*** Opening of INFORMATION SUPPLIED ***

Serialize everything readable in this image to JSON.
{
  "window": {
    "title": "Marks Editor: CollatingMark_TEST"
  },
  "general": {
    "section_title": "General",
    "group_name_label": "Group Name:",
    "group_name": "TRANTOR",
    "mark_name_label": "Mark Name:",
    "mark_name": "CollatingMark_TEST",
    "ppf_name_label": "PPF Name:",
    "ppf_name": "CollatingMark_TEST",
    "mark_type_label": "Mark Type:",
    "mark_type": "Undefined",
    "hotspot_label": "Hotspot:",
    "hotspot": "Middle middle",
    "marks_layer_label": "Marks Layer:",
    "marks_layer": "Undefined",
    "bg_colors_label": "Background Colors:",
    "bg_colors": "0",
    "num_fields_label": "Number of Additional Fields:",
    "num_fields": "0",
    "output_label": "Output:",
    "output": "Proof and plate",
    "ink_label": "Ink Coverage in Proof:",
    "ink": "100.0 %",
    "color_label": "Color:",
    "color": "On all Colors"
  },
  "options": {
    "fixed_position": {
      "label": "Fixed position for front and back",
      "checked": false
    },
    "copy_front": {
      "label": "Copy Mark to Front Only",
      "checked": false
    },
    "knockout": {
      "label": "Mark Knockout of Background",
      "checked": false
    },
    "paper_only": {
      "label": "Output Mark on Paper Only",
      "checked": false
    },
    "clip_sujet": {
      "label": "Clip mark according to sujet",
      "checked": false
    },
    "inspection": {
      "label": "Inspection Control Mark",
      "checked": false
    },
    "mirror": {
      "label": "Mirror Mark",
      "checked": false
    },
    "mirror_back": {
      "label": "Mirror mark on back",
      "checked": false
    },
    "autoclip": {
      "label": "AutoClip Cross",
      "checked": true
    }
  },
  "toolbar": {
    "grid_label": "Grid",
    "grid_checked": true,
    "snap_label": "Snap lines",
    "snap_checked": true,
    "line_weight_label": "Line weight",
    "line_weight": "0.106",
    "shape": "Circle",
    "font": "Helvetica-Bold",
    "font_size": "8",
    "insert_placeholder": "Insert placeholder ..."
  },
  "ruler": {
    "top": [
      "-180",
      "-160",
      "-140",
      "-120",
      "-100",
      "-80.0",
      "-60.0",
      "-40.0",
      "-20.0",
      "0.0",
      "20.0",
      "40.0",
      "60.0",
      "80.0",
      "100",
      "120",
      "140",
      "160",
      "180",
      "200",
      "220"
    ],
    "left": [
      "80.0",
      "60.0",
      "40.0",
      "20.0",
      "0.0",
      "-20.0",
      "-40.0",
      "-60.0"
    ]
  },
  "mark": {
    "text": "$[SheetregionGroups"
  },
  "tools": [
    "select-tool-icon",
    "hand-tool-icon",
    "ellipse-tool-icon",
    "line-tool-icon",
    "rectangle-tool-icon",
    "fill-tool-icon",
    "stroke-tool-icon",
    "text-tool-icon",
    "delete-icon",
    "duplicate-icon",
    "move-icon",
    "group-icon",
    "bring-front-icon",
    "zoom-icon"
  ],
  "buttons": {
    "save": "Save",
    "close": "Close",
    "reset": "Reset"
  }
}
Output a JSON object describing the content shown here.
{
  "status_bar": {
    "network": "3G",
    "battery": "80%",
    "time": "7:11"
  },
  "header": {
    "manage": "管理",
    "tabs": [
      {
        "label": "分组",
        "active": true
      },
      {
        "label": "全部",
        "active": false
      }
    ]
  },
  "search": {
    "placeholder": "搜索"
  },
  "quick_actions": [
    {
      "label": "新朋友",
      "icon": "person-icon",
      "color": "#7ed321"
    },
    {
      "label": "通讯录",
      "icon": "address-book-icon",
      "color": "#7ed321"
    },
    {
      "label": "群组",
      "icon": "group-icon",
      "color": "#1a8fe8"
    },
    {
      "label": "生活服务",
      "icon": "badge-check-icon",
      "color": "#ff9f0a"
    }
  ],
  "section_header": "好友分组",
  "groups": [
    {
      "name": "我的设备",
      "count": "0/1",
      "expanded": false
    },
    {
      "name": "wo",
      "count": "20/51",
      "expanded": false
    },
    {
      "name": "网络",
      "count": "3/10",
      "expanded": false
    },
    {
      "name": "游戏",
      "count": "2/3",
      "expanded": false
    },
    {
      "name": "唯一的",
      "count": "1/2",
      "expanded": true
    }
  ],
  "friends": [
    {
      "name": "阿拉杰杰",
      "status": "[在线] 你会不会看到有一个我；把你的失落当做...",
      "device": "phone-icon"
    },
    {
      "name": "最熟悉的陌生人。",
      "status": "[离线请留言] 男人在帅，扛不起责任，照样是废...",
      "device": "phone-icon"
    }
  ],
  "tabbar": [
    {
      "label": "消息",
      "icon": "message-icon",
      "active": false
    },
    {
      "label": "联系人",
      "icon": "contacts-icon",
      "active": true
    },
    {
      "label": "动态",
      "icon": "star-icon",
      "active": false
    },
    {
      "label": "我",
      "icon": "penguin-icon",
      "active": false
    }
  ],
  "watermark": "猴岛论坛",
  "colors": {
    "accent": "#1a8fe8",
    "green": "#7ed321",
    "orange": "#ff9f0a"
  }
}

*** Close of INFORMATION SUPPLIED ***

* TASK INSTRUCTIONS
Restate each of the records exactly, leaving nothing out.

* TASK RESPONSE
Serialize everything readable in this image to JSON.
{
  "window": {
    "title": "Marks Editor: CollatingMark_TEST"
  },
  "general": {
    "section_title": "General",
    "group_name_label": "Group Name:",
    "group_name": "TRANTOR",
    "mark_name_label": "Mark Name:",
    "mark_name": "CollatingMark_TEST",
    "ppf_name_label": "PPF Name:",
    "ppf_name": "CollatingMark_TEST",
    "mark_type_label": "Mark Type:",
    "mark_type": "Undefined",
    "hotspot_label": "Hotspot:",
    "hotspot": "Middle middle",
    "marks_layer_label": "Marks Layer:",
    "marks_layer": "Undefined",
    "bg_colors_label": "Background Colors:",
    "bg_colors": "0",
    "num_fields_label": "Number of Additional Fields:",
    "num_fields": "0",
    "output_label": "Output:",
    "output": "Proof and plate",
    "ink_label": "Ink Coverage in Proof:",
    "ink": "100.0 %",
    "color_label": "Color:",
    "color": "On all Colors"
  },
  "options": {
    "fixed_position": {
      "label": "Fixed position for front and back",
      "checked": false
    },
    "copy_front": {
      "label": "Copy Mark to Front Only",
      "checked": false
    },
    "knockout": {
      "label": "Mark Knockout of Background",
      "checked": false
    },
    "paper_only": {
      "label": "Output Mark on Paper Only",
      "checked": false
    },
    "clip_sujet": {
      "label": "Clip mark according to sujet",
      "checked": false
    },
    "inspection": {
      "label": "Inspection Control Mark",
      "checked": false
    },
    "mirror": {
      "label": "Mirror Mark",
      "checked": false
    },
    "mirror_back": {
      "label": "Mirror mark on back",
      "checked": false
    },
    "autoclip": {
      "label": "AutoClip Cross",
      "checked": true
    }
  },
  "toolbar": {
    "grid_label": "Grid",
    "grid_checked": true,
    "snap_label": "Snap lines",
    "snap_checked": true,
    "line_weight_label": "Line weight",
    "line_weight": "0.106",
    "shape": "Circle",
    "font": "Helvetica-Bold",
    "font_size": "8",
    "insert_placeholder": "Insert placeholder ..."
  },
  "ruler": {
    "top": [
      "-180",
      "-160",
      "-140",
      "-120",
      "-100",
      "-80.0",
      "-60.0",
      "-40.0",
      "-20.0",
      "0.0",
      "20.0",
      "40.0",
      "60.0",
      "80.0",
      "100",
      "120",
      "140",
      "160",
      "180",
      "200",
      "220"
    ],
    "left": [
      "80.0",
      "60.0",
      "40.0",
      "20.0",
      "0.0",
      "-20.0",
      "-40.0",
      "-60.0"
    ]
  },
  "mark": {
    "text": "$[SheetregionGroups"
  },
  "tools": [
    "select-tool-icon",
    "hand-tool-icon",
    "ellipse-tool-icon",
    "line-tool-icon",
    "rectangle-tool-icon",
    "fill-tool-icon",
    "stroke-tool-icon",
    "text-tool-icon",
    "delete-icon",
    "duplicate-icon",
    "move-icon",
    "group-icon",
    "bring-front-icon",
    "zoom-icon"
  ],
  "buttons": {
    "save": "Save",
    "close": "Close",
    "reset": "Reset"
  }
}
Output a JSON object describing the content shown here.
{
  "status_bar": {
    "network": "3G",
    "battery": "80%",
    "time": "7:11"
  },
  "header": {
    "manage": "管理",
    "tabs": [
      {
        "label": "分组",
        "active": true
      },
      {
        "label": "全部",
        "active": false
      }
    ]
  },
  "search": {
    "placeholder": "搜索"
  },
  "quick_actions": [
    {
      "label": "新朋友",
      "icon": "person-icon",
      "color": "#7ed321"
    },
    {
      "label": "通讯录",
      "icon": "address-book-icon",
      "color": "#7ed321"
    },
    {
      "label": "群组",
      "icon": "group-icon",
      "color": "#1a8fe8"
    },
    {
      "label": "生活服务",
      "icon": "badge-check-icon",
      "color": "#ff9f0a"
    }
  ],
  "section_header": "好友分组",
  "groups": [
    {
      "name": "我的设备",
      "count": "0/1",
      "expanded": false
    },
    {
      "name": "wo",
      "count": "20/51",
      "expanded": false
    },
    {
      "name": "网络",
      "count": "3/10",
      "expanded": false
    },
    {
      "name": "游戏",
      "count": "2/3",
      "expanded": false
    },
    {
      "name": "唯一的",
      "count": "1/2",
      "expanded": true
    }
  ],
  "friends": [
    {
      "name": "阿拉杰杰",
      "status": "[在线] 你会不会看到有一个我；把你的失落当做...",
      "device": "phone-icon"
    },
    {
      "name": "最熟悉的陌生人。",
      "status": "[离线请留言] 男人在帅，扛不起责任，照样是废...",
      "device": "phone-icon"
    }
  ],
  "tabbar": [
    {
      "label": "消息",
      "icon": "message-icon",
      "active": false
    },
    {
      "label": "联系人",
      "icon": "contacts-icon",
      "active": true
    },
    {
      "label": "动态",
      "icon": "star-icon",
      "active": false
    },
    {
      "label": "我",
      "icon": "penguin-icon",
      "active": false
    }
  ],
  "watermark": "猴岛论坛",
  "colors": {
    "accent": "#1a8fe8",
    "green": "#7ed321",
    "orange": "#ff9f0a"
  }
}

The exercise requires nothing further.